Welcome to Roane County, Tennessee!

Roane County Commission

The Roane County Commission meets the 2nd Monday of each month at 7:00 p.m. in the Qualls Commission Room on the 2nd floor of the Courthouse in Kingston Tennessee (unless otherwise announced).

The next regular meeting of the Roane County Commission will be
Monday, April 13, 2015.

County Commission Agendas


2016 Directory of Services  A listing of the community services provided by ETHRA.

The Roane County Waste Water Department is now accepting on-line payments for utility bills.

Professors Bruce Cantrell and Jessica Fain from Roane State Community College enter Classroom Under the Sea to begin 73 day adventure -video-
County Executive Ron Woody visits Classroom Under the Sea with Roane State professors Bruce Cantrell and Jessica Fain.
Professors emerge from Classroom Under the Sea after 73 days- video-

Roane County Annual Financial Reports


Public Service Announcements

E.P.A. Urges Radon Tests in Homes

The U. S. Environmental Protection Agency (EPA) Urges Citizens to Test Homes for Radon, the Second Leading Cause of Lung Cancer in U.S.

Radon is a naturally occurring, invisible, odorless, tasteless gas that is dispersed in outdoor air, but which can reach harmful levels when trapped in buildings. Scientists have long been concerned about the health risk of radon, but never before has there been such overwhelming proof that exposure to elevated levels of radon causes lung cancer in humans.

EPA estimates that radon is responsible for more than 21,000 lung cancer deaths per year. Radon is the second leading cause of lung cancer in the U.S. after smoking and the leading cause of lung

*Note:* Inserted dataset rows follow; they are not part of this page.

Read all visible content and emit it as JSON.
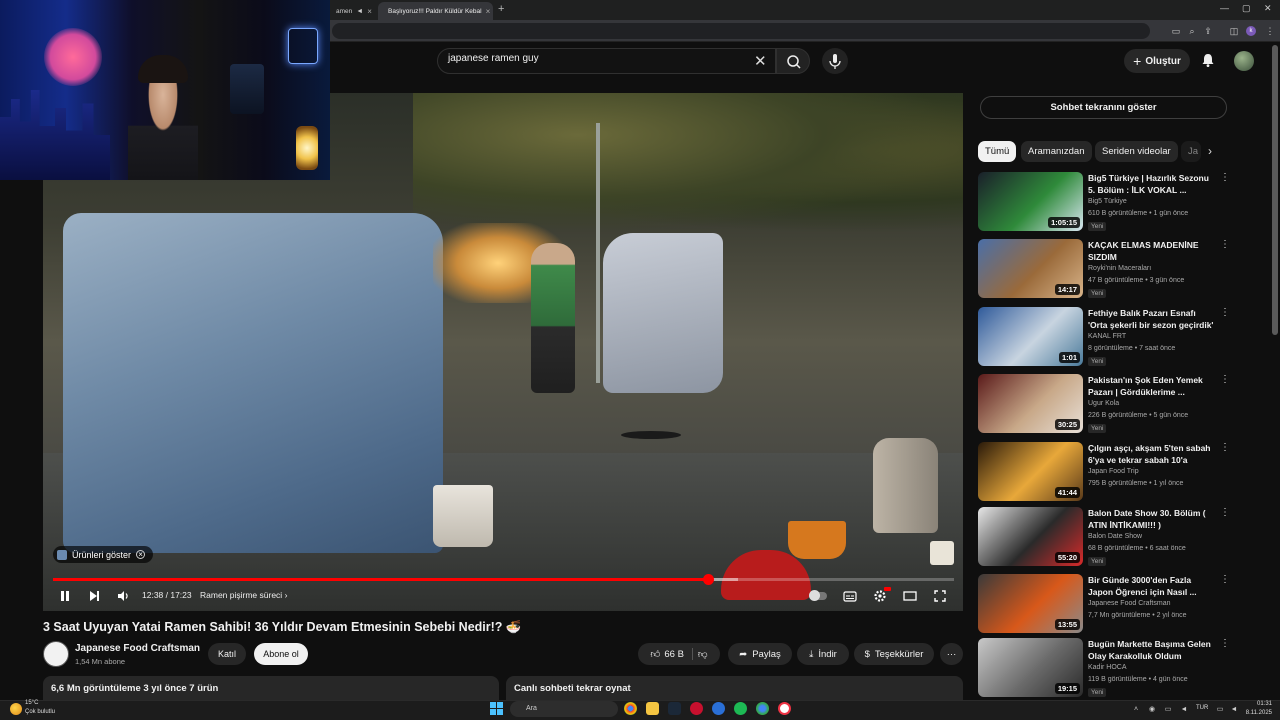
{
  "browser": {
    "tabs": [
      {
        "label": "amen",
        "active": false
      },
      {
        "label": "Başlıyoruz!!! Paldır Küldür Kebal",
        "active": true
      }
    ],
    "new_tab_icon": "plus-icon",
    "window_controls": [
      "minimize-icon",
      "maximize-icon",
      "close-icon"
    ]
  },
  "header": {
    "search_value": "japanese ramen guy",
    "create_label": "Oluştur",
    "icons": [
      "clear-icon",
      "search-icon",
      "mic-icon",
      "bell-icon",
      "avatar"
    ]
  },
  "player": {
    "products_chip": "Ürünleri göster",
    "time": "12:38 / 17:23",
    "chapter": "Ramen pişirme süreci",
    "progress_played": 0.727,
    "progress_buffered": 0.76,
    "controls": [
      "pause-icon",
      "next-icon",
      "volume-icon",
      "autoplay-toggle",
      "subtitles-icon",
      "settings-icon",
      "theater-icon",
      "fullscreen-icon"
    ]
  },
  "video": {
    "title": "3 Saat Uyuyan Yatai Ramen Sahibi! 36 Yıldır Devam Etmesinin Sebebi Nedir!? 🍜",
    "channel": "Japanese Food Craftsman",
    "subscribers": "1,54 Mn abone",
    "join_label": "Katıl",
    "subscribe_label": "Abone ol",
    "likes": "66 B",
    "share_label": "Paylaş",
    "download_label": "İndir",
    "thanks_label": "Teşekkürler",
    "description_meta": "6,6 Mn görüntüleme  3 yıl önce  7 ürün",
    "chat_replay_label": "Canlı sohbeti tekrar oynat"
  },
  "sidebar": {
    "chat_toggle_label": "Sohbet tekranını göster",
    "chips": [
      "Tümü",
      "Aramanızdan",
      "Seriden videolar",
      "Ja"
    ],
    "recommendations": [
      {
        "title": "Big5 Türkiye | Hazırlık Sezonu 5. Bölüm : İLK VOKAL ...",
        "channel": "Big5 Türkiye",
        "meta": "610 B görüntüleme • 1 gün önce",
        "badge": "Yeni",
        "duration": "1:05:15",
        "colors": [
          "#1a1f2a",
          "#2f8a3a",
          "#d9e7f2"
        ]
      },
      {
        "title": "KAÇAK ELMAS MADENİNE SIZDIM",
        "channel": "Royki'nin Maceraları",
        "meta": "47 B görüntüleme • 3 gün önce",
        "badge": "Yeni",
        "duration": "14:17",
        "colors": [
          "#4a6fa8",
          "#9a6a3a",
          "#d8b48a"
        ]
      },
      {
        "title": "Fethiye Balık Pazarı Esnafı 'Orta şekerli bir sezon geçirdik'",
        "channel": "KANAL FRT",
        "meta": "8 görüntüleme • 7 saat önce",
        "badge": "Yeni",
        "duration": "1:01",
        "colors": [
          "#2f5a9a",
          "#c8d4e0",
          "#4a7a9a"
        ]
      },
      {
        "title": "Pakistan'ın Şok Eden Yemek Pazarı | Gördüklerime ...",
        "channel": "Ugur Kola",
        "meta": "226 B görüntüleme • 5 gün önce",
        "badge": "Yeni",
        "duration": "30:25",
        "colors": [
          "#5a1a1a",
          "#c8a888",
          "#e8e0d8"
        ]
      },
      {
        "title": "Çılgın aşçı, akşam 5'ten sabah 6'ya ve tekrar sabah 10'a kada...",
        "channel": "Japan Food Trip",
        "meta": "795 B görüntüleme • 1 yıl önce",
        "badge": "",
        "duration": "41:44",
        "colors": [
          "#2a1a0a",
          "#e8a83a",
          "#5a3a1a"
        ]
      },
      {
        "title": "Balon Date Show 30. Bölüm ( ATIN İNTİKAMI!!! )",
        "channel": "Balon Date Show",
        "meta": "68 B görüntüleme • 6 saat önce",
        "badge": "Yeni",
        "duration": "55:20",
        "colors": [
          "#e8e8e8",
          "#2a2a2a",
          "#d82a2a"
        ]
      },
      {
        "title": "Bir Günde 3000'den Fazla Japon Öğrenci için Nasıl ...",
        "channel": "Japanese Food Craftsman",
        "meta": "7,7 Mn görüntüleme • 2 yıl önce",
        "badge": "",
        "duration": "13:55",
        "colors": [
          "#3a3a3a",
          "#d8581a",
          "#8a8a8a"
        ]
      },
      {
        "title": "Bugün Markette Başıma Gelen Olay Karakolluk Oldum",
        "channel": "Kadir HOCA",
        "meta": "119 B görüntüleme • 4 gün önce",
        "badge": "Yeni",
        "duration": "19:15",
        "colors": [
          "#c8c8c8",
          "#6a6a6a",
          "#2a2a2a"
        ]
      }
    ]
  },
  "taskbar": {
    "weather_temp": "15°C",
    "weather_desc": "Çok bulutlu",
    "search_label": "Ara",
    "lang": "TUR",
    "time": "01:31",
    "date": "8.11.2025"
  },
  "colors": {
    "accent_red": "#ff0000",
    "background": "#0f0f0f",
    "chip_bg": "#272727"
  }
}
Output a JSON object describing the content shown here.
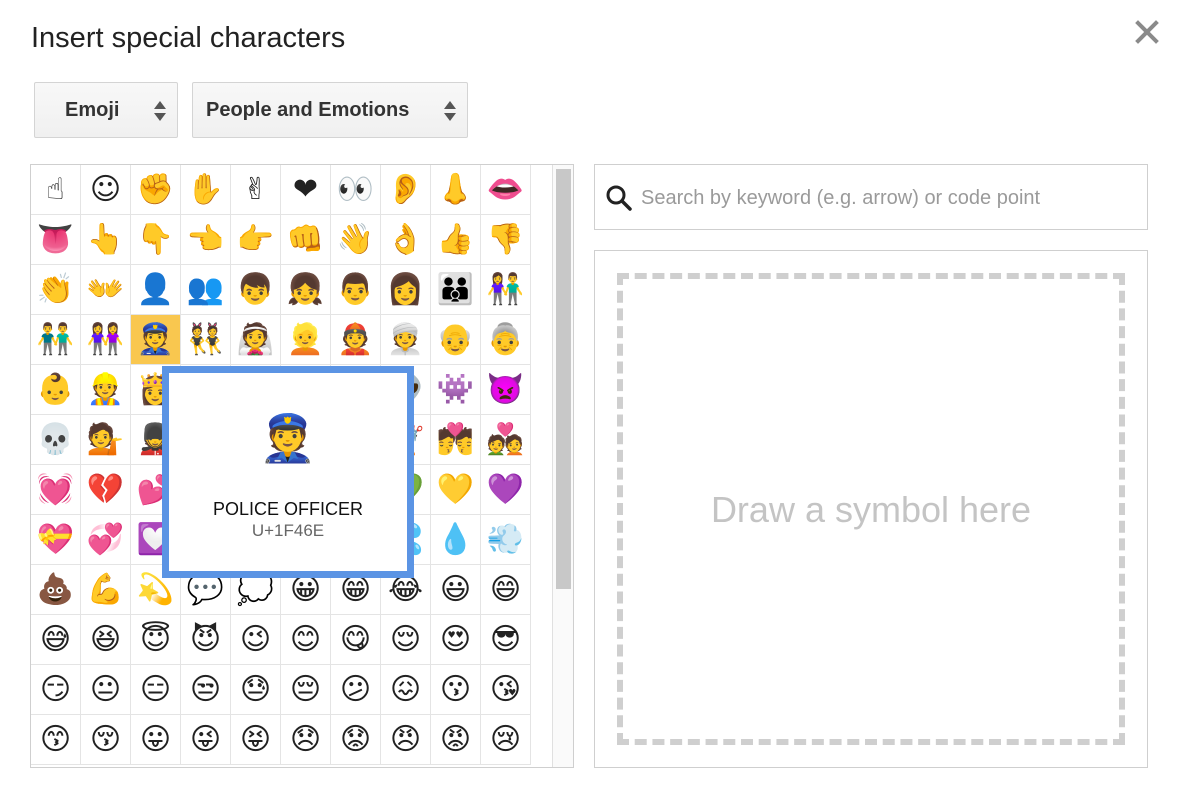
{
  "dialog": {
    "title": "Insert special characters",
    "close_icon": "close-icon"
  },
  "category_select": {
    "value": "Emoji"
  },
  "subcategory_select": {
    "value": "People and Emotions"
  },
  "search": {
    "placeholder": "Search by keyword (e.g. arrow) or code point",
    "value": "",
    "icon": "search-icon"
  },
  "draw": {
    "hint": "Draw a symbol here"
  },
  "preview": {
    "glyph": "👮",
    "name": "POLICE OFFICER",
    "code": "U+1F46E"
  },
  "grid": {
    "selected_index": 32,
    "cells": [
      "☝",
      "☺",
      "✊",
      "✋",
      "✌",
      "❤",
      "👀",
      "👂",
      "👃",
      "👄",
      "👅",
      "👆",
      "👇",
      "👈",
      "👉",
      "👊",
      "👋",
      "👌",
      "👍",
      "👎",
      "👏",
      "👐",
      "👤",
      "👥",
      "👦",
      "👧",
      "👨",
      "👩",
      "👪",
      "👫",
      "👬",
      "👭",
      "👮",
      "👯",
      "👰",
      "👱",
      "👲",
      "👳",
      "👴",
      "👵",
      "👶",
      "👷",
      "👸",
      "👹",
      "👺",
      "👻",
      "👼",
      "👽",
      "👾",
      "👿",
      "💀",
      "💁",
      "💂",
      "💃",
      "💄",
      "💅",
      "💆",
      "💇",
      "💏",
      "💑",
      "💓",
      "💔",
      "💕",
      "💖",
      "💗",
      "💘",
      "💙",
      "💚",
      "💛",
      "💜",
      "💝",
      "💞",
      "💟",
      "💢",
      "💣",
      "💤",
      "💥",
      "💦",
      "💧",
      "💨",
      "💩",
      "💪",
      "💫",
      "💬",
      "💭",
      "😀",
      "😁",
      "😂",
      "😃",
      "😄",
      "😅",
      "😆",
      "😇",
      "😈",
      "😉",
      "😊",
      "😋",
      "😌",
      "😍",
      "😎",
      "😏",
      "😐",
      "😑",
      "😒",
      "😓",
      "😔",
      "😕",
      "😖",
      "😗",
      "😘",
      "😙",
      "😚",
      "😛",
      "😜",
      "😝",
      "😞",
      "😟",
      "😠",
      "😡",
      "😢"
    ]
  },
  "colors": {
    "selection": "#f9c74f",
    "preview_border": "#5b94e4"
  }
}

cancer among non-smokers. “However,” says Amy Little from the Tennessee Radon Program, “because you can’t see or smell radon, people tend to downplay the health effects and ignore the possibility that there might be a silent killer in their homes.”

Testing homes for elevated levels of radon is simple and inexpensive. Radon test kits can be purchased at local hardware stores for under $25.00. Radon problems can be fixed by qualified contractors for a cost similar to that of many common home repairs such as painting or having a new water heater installed.

The Tennessee Radon Program urges community residents to take action by testing their homes for radon. Radon poses a serious threat to our community’s health but there is a straightforward solution.

For more information on radon, radon testing and mitigation, and radon-resistant new construction, call The Tennessee Radon Program at 1-800-232-1139 or visit our Web site at http://www.tn.gov/environment/osp/gi/radon/ or visit EPA’s National Radon Action Month Web site at www.epa.gov/radon/.